━━ Records for processing
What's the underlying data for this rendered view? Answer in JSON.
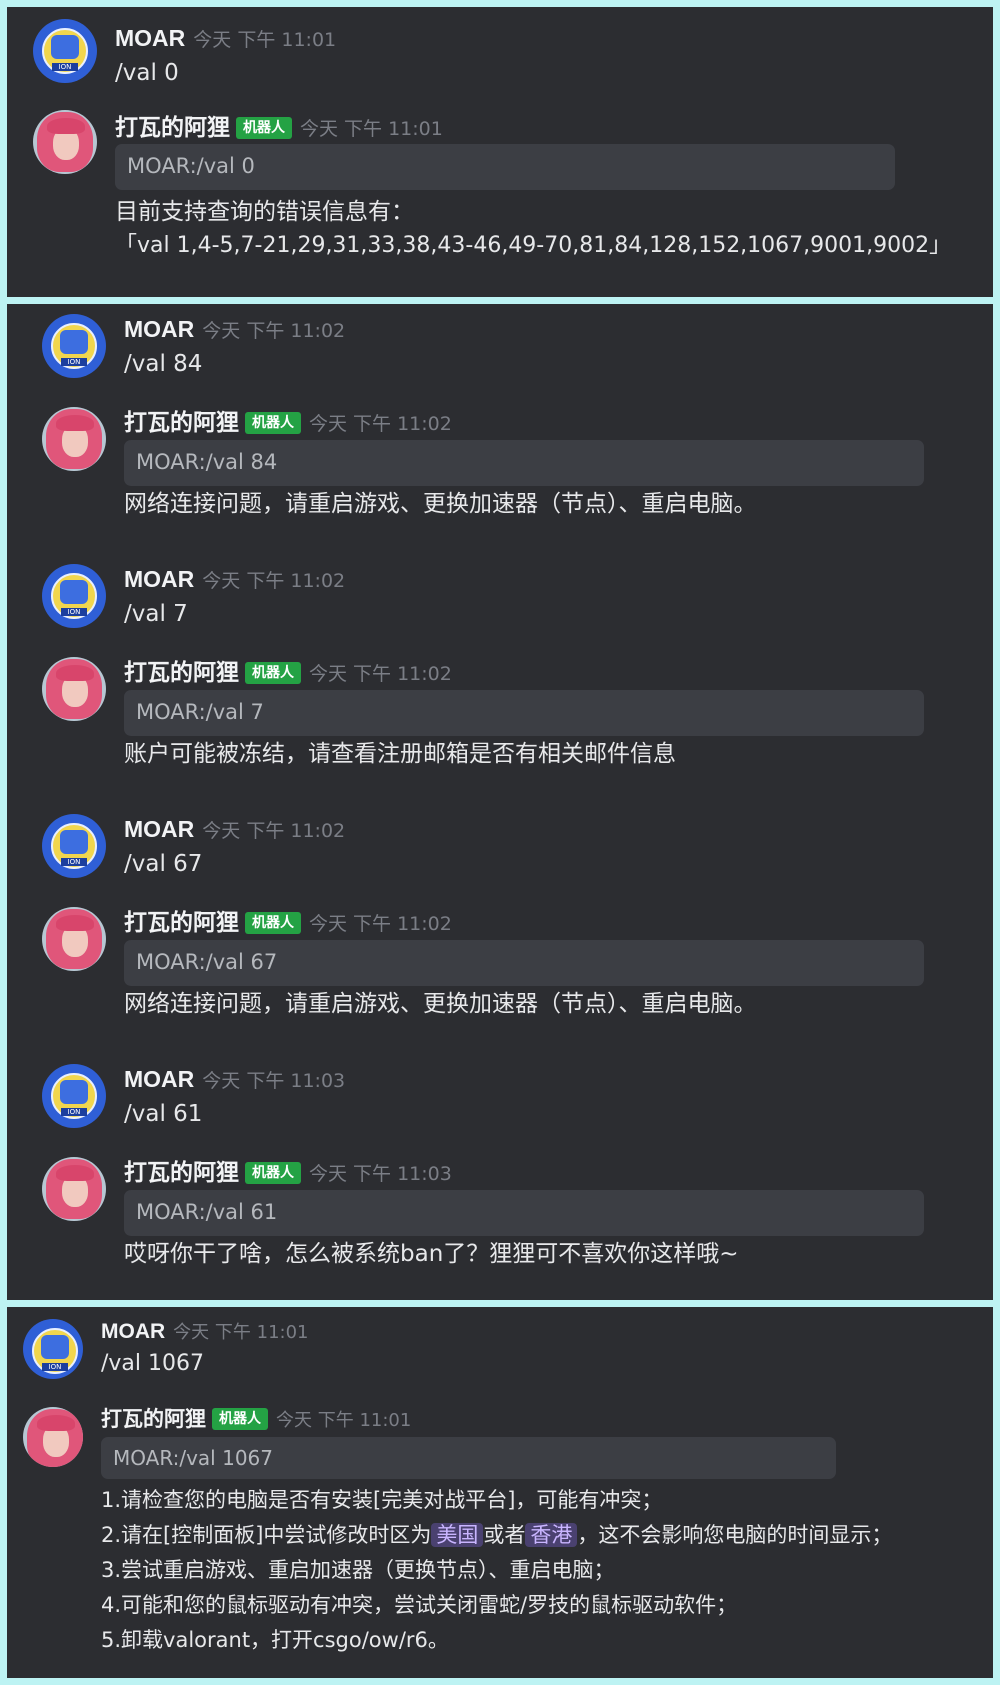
{
  "panels": [
    {
      "messages": [
        {
          "author": "MOAR",
          "timestamp": "今天 下午 11:01",
          "content": "/val 0",
          "avatar": "moar-logo-avatar"
        },
        {
          "author": "打瓦的阿狸",
          "badge": "机器人",
          "timestamp": "今天 下午 11:01",
          "quote": "MOAR:/val 0",
          "lines": [
            "目前支持查询的错误信息有：",
            "「val 1,4-5,7-21,29,31,33,38,43-46,49-70,81,84,128,152,1067,9001,9002」"
          ],
          "avatar": "ahri-avatar"
        }
      ]
    },
    {
      "messages": [
        {
          "author": "MOAR",
          "timestamp": "今天 下午 11:02",
          "content": "/val 84",
          "avatar": "moar-logo-avatar"
        },
        {
          "author": "打瓦的阿狸",
          "badge": "机器人",
          "timestamp": "今天 下午 11:02",
          "quote": "MOAR:/val 84",
          "lines": [
            "网络连接问题，请重启游戏、更换加速器（节点）、重启电脑。"
          ],
          "avatar": "ahri-avatar"
        },
        {
          "author": "MOAR",
          "timestamp": "今天 下午 11:02",
          "content": "/val 7",
          "avatar": "moar-logo-avatar"
        },
        {
          "author": "打瓦的阿狸",
          "badge": "机器人",
          "timestamp": "今天 下午 11:02",
          "quote": "MOAR:/val 7",
          "lines": [
            "账户可能被冻结，请查看注册邮箱是否有相关邮件信息"
          ],
          "avatar": "ahri-avatar"
        },
        {
          "author": "MOAR",
          "timestamp": "今天 下午 11:02",
          "content": "/val 67",
          "avatar": "moar-logo-avatar"
        },
        {
          "author": "打瓦的阿狸",
          "badge": "机器人",
          "timestamp": "今天 下午 11:02",
          "quote": "MOAR:/val 67",
          "lines": [
            "网络连接问题，请重启游戏、更换加速器（节点）、重启电脑。"
          ],
          "avatar": "ahri-avatar"
        },
        {
          "author": "MOAR",
          "timestamp": "今天 下午 11:03",
          "content": "/val 61",
          "avatar": "moar-logo-avatar"
        },
        {
          "author": "打瓦的阿狸",
          "badge": "机器人",
          "timestamp": "今天 下午 11:03",
          "quote": "MOAR:/val 61",
          "lines": [
            "哎呀你干了啥，怎么被系统ban了？狸狸可不喜欢你这样哦~"
          ],
          "avatar": "ahri-avatar"
        }
      ]
    },
    {
      "messages": [
        {
          "author": "MOAR",
          "timestamp": "今天 下午 11:01",
          "content": "/val 1067",
          "avatar": "moar-logo-avatar"
        },
        {
          "author": "打瓦的阿狸",
          "badge": "机器人",
          "timestamp": "今天 下午 11:01",
          "quote": "MOAR:/val 1067",
          "lines": [
            "1.请检查您的电脑是否有安装[完美对战平台]，可能有冲突；",
            {
              "before": "2.请在[控制面板]中尝试修改时区为",
              "chip1": "美国",
              "middle": "或者",
              "chip2": "香港",
              "after": "，这不会影响您电脑的时间显示；"
            },
            "3.尝试重启游戏、重启加速器（更换节点）、重启电脑；",
            "4.可能和您的鼠标驱动有冲突，尝试关闭雷蛇/罗技的鼠标驱动软件；",
            "5.卸载valorant，打开csgo/ow/r6。"
          ],
          "avatar": "ahri-avatar"
        }
      ]
    }
  ],
  "colors": {
    "background": "#bdf3f3",
    "panel": "#2c2d31",
    "badge": "#24a244",
    "quote": "#3c3e44",
    "timestamp": "#7b7e86"
  }
}
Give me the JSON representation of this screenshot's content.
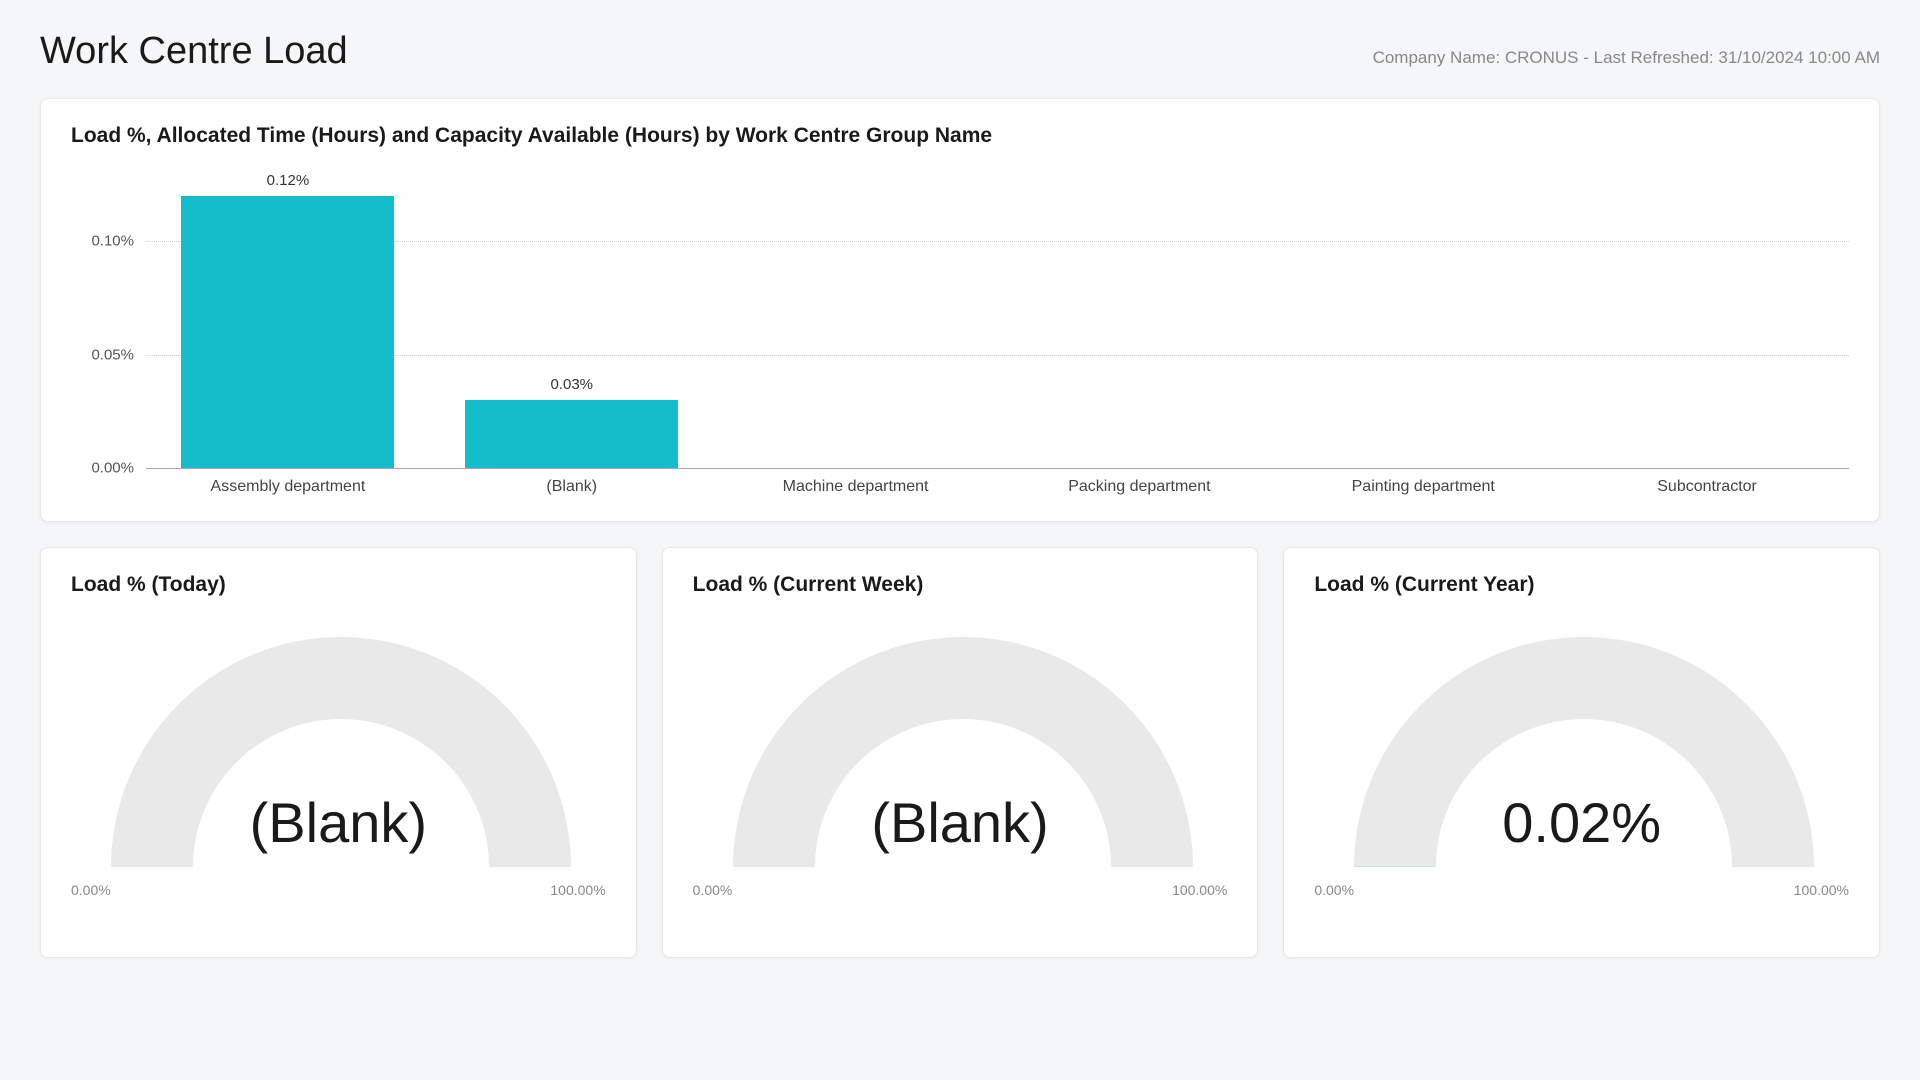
{
  "header": {
    "title": "Work Centre Load",
    "company_line": "Company Name: CRONUS - Last Refreshed: 31/10/2024 10:00 AM"
  },
  "bar_chart": {
    "title": "Load %, Allocated Time (Hours) and Capacity Available (Hours) by Work Centre Group Name",
    "y_ticks": [
      "0.10%",
      "0.05%",
      "0.00%"
    ]
  },
  "gauges": [
    {
      "title": "Load % (Today)",
      "value_label": "(Blank)",
      "min_label": "0.00%",
      "max_label": "100.00%"
    },
    {
      "title": "Load % (Current Week)",
      "value_label": "(Blank)",
      "min_label": "0.00%",
      "max_label": "100.00%"
    },
    {
      "title": "Load % (Current Year)",
      "value_label": "0.02%",
      "min_label": "0.00%",
      "max_label": "100.00%"
    }
  ],
  "chart_data": [
    {
      "type": "bar",
      "title": "Load %, Allocated Time (Hours) and Capacity Available (Hours) by Work Centre Group Name",
      "categories": [
        "Assembly department",
        "(Blank)",
        "Machine department",
        "Packing department",
        "Painting department",
        "Subcontractor"
      ],
      "series": [
        {
          "name": "Load %",
          "values": [
            0.12,
            0.03,
            0,
            0,
            0,
            0
          ],
          "labels": [
            "0.12%",
            "0.03%",
            "",
            "",
            "",
            ""
          ]
        }
      ],
      "ylabel": "Load %",
      "ylim": [
        0,
        0.13
      ],
      "y_ticks": [
        0.0,
        0.05,
        0.1
      ]
    },
    {
      "type": "gauge",
      "title": "Load % (Today)",
      "value": null,
      "min": 0.0,
      "max": 100.0
    },
    {
      "type": "gauge",
      "title": "Load % (Current Week)",
      "value": null,
      "min": 0.0,
      "max": 100.0
    },
    {
      "type": "gauge",
      "title": "Load % (Current Year)",
      "value": 0.02,
      "min": 0.0,
      "max": 100.0
    }
  ]
}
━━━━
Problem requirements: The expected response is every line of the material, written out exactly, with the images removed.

Task answer:
What's the underlying data for this rendered view? Answer in JSON.
{
  "panels": [
    {
      "messages": [
        {
          "author": "MOAR",
          "timestamp": "今天 下午 11:01",
          "content": "/val 0",
          "avatar": "moar-logo-avatar"
        },
        {
          "author": "打瓦的阿狸",
          "badge": "机器人",
          "timestamp": "今天 下午 11:01",
          "quote": "MOAR:/val 0",
          "lines": [
            "目前支持查询的错误信息有：",
            "「val 1,4-5,7-21,29,31,33,38,43-46,49-70,81,84,128,152,1067,9001,9002」"
          ],
          "avatar": "ahri-avatar"
        }
      ]
    },
    {
      "messages": [
        {
          "author": "MOAR",
          "timestamp": "今天 下午 11:02",
          "content": "/val 84",
          "avatar": "moar-logo-avatar"
        },
        {
          "author": "打瓦的阿狸",
          "badge": "机器人",
          "timestamp": "今天 下午 11:02",
          "quote": "MOAR:/val 84",
          "lines": [
            "网络连接问题，请重启游戏、更换加速器（节点）、重启电脑。"
          ],
          "avatar": "ahri-avatar"
        },
        {
          "author": "MOAR",
          "timestamp": "今天 下午 11:02",
          "content": "/val 7",
          "avatar": "moar-logo-avatar"
        },
        {
          "author": "打瓦的阿狸",
          "badge": "机器人",
          "timestamp": "今天 下午 11:02",
          "quote": "MOAR:/val 7",
          "lines": [
            "账户可能被冻结，请查看注册邮箱是否有相关邮件信息"
          ],
          "avatar": "ahri-avatar"
        },
        {
          "author": "MOAR",
          "timestamp": "今天 下午 11:02",
          "content": "/val 67",
          "avatar": "moar-logo-avatar"
        },
        {
          "author": "打瓦的阿狸",
          "badge": "机器人",
          "timestamp": "今天 下午 11:02",
          "quote": "MOAR:/val 67",
          "lines": [
            "网络连接问题，请重启游戏、更换加速器（节点）、重启电脑。"
          ],
          "avatar": "ahri-avatar"
        },
        {
          "author": "MOAR",
          "timestamp": "今天 下午 11:03",
          "content": "/val 61",
          "avatar": "moar-logo-avatar"
        },
        {
          "author": "打瓦的阿狸",
          "badge": "机器人",
          "timestamp": "今天 下午 11:03",
          "quote": "MOAR:/val 61",
          "lines": [
            "哎呀你干了啥，怎么被系统ban了？狸狸可不喜欢你这样哦~"
          ],
          "avatar": "ahri-avatar"
        }
      ]
    },
    {
      "messages": [
        {
          "author": "MOAR",
          "timestamp": "今天 下午 11:01",
          "content": "/val 1067",
          "avatar": "moar-logo-avatar"
        },
        {
          "author": "打瓦的阿狸",
          "badge": "机器人",
          "timestamp": "今天 下午 11:01",
          "quote": "MOAR:/val 1067",
          "lines": [
            "1.请检查您的电脑是否有安装[完美对战平台]，可能有冲突；",
            {
              "before": "2.请在[控制面板]中尝试修改时区为",
              "chip1": "美国",
              "middle": "或者",
              "chip2": "香港",
              "after": "，这不会影响您电脑的时间显示；"
            },
            "3.尝试重启游戏、重启加速器（更换节点）、重启电脑；",
            "4.可能和您的鼠标驱动有冲突，尝试关闭雷蛇/罗技的鼠标驱动软件；",
            "5.卸载valorant，打开csgo/ow/r6。"
          ],
          "avatar": "ahri-avatar"
        }
      ]
    }
  ],
  "colors": {
    "background": "#bdf3f3",
    "panel": "#2c2d31",
    "badge": "#24a244",
    "quote": "#3c3e44",
    "timestamp": "#7b7e86"
  }
}
Give me the JSON representation of this screenshot's content.
{
  "header": {
    "title": "Work Centre Load",
    "company_line": "Company Name: CRONUS - Last Refreshed: 31/10/2024 10:00 AM"
  },
  "bar_chart": {
    "title": "Load %, Allocated Time (Hours) and Capacity Available (Hours) by Work Centre Group Name",
    "y_ticks": [
      "0.10%",
      "0.05%",
      "0.00%"
    ]
  },
  "gauges": [
    {
      "title": "Load % (Today)",
      "value_label": "(Blank)",
      "min_label": "0.00%",
      "max_label": "100.00%"
    },
    {
      "title": "Load % (Current Week)",
      "value_label": "(Blank)",
      "min_label": "0.00%",
      "max_label": "100.00%"
    },
    {
      "title": "Load % (Current Year)",
      "value_label": "0.02%",
      "min_label": "0.00%",
      "max_label": "100.00%"
    }
  ],
  "chart_data": [
    {
      "type": "bar",
      "title": "Load %, Allocated Time (Hours) and Capacity Available (Hours) by Work Centre Group Name",
      "categories": [
        "Assembly department",
        "(Blank)",
        "Machine department",
        "Packing department",
        "Painting department",
        "Subcontractor"
      ],
      "series": [
        {
          "name": "Load %",
          "values": [
            0.12,
            0.03,
            0,
            0,
            0,
            0
          ],
          "labels": [
            "0.12%",
            "0.03%",
            "",
            "",
            "",
            ""
          ]
        }
      ],
      "ylabel": "Load %",
      "ylim": [
        0,
        0.13
      ],
      "y_ticks": [
        0.0,
        0.05,
        0.1
      ]
    },
    {
      "type": "gauge",
      "title": "Load % (Today)",
      "value": null,
      "min": 0.0,
      "max": 100.0
    },
    {
      "type": "gauge",
      "title": "Load % (Current Week)",
      "value": null,
      "min": 0.0,
      "max": 100.0
    },
    {
      "type": "gauge",
      "title": "Load % (Current Year)",
      "value": 0.02,
      "min": 0.0,
      "max": 100.0
    }
  ]
}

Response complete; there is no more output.